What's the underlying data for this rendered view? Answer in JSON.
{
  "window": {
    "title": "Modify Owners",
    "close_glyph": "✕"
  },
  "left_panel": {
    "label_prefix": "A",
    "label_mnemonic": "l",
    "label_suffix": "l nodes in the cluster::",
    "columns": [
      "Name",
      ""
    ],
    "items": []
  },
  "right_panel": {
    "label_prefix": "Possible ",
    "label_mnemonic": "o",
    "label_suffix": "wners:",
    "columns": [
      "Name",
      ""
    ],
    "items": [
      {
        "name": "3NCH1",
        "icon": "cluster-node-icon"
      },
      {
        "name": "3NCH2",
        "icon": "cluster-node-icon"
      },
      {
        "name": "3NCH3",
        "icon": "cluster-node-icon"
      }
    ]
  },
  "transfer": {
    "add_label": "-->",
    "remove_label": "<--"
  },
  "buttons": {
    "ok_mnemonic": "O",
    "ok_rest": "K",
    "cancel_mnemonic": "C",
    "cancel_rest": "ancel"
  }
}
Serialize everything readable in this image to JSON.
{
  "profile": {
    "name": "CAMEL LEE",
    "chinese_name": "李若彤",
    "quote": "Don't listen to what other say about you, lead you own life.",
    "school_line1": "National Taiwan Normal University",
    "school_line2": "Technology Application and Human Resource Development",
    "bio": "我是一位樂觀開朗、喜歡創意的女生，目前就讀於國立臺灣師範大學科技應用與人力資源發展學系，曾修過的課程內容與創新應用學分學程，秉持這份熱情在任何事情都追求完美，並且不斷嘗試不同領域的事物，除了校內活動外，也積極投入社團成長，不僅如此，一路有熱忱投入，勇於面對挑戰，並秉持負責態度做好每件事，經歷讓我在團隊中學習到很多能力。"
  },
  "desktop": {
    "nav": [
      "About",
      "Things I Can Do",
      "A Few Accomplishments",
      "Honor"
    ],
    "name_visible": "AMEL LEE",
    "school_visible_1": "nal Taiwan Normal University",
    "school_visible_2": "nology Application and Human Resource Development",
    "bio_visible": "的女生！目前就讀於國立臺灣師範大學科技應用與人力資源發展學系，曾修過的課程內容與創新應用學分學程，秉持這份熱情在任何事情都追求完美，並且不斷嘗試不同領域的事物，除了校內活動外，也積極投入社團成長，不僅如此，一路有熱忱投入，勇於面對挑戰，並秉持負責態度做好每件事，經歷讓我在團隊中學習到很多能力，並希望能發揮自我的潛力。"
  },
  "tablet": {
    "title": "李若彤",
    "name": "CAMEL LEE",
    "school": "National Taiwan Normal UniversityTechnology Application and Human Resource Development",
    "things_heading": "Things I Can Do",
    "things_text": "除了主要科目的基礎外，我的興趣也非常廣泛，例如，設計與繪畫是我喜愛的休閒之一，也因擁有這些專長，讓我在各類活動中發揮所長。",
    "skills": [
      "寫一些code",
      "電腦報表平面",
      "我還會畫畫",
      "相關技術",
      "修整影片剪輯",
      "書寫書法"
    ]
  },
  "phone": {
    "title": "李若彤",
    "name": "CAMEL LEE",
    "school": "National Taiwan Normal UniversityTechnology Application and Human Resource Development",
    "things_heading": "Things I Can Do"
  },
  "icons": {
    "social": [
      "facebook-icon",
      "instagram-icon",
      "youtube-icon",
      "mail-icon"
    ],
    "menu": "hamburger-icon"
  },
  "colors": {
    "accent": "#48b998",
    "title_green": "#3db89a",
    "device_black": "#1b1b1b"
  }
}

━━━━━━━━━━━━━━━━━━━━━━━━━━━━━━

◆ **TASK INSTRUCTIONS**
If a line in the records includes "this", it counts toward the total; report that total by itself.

◆ **SOLVED EXERCISE**
2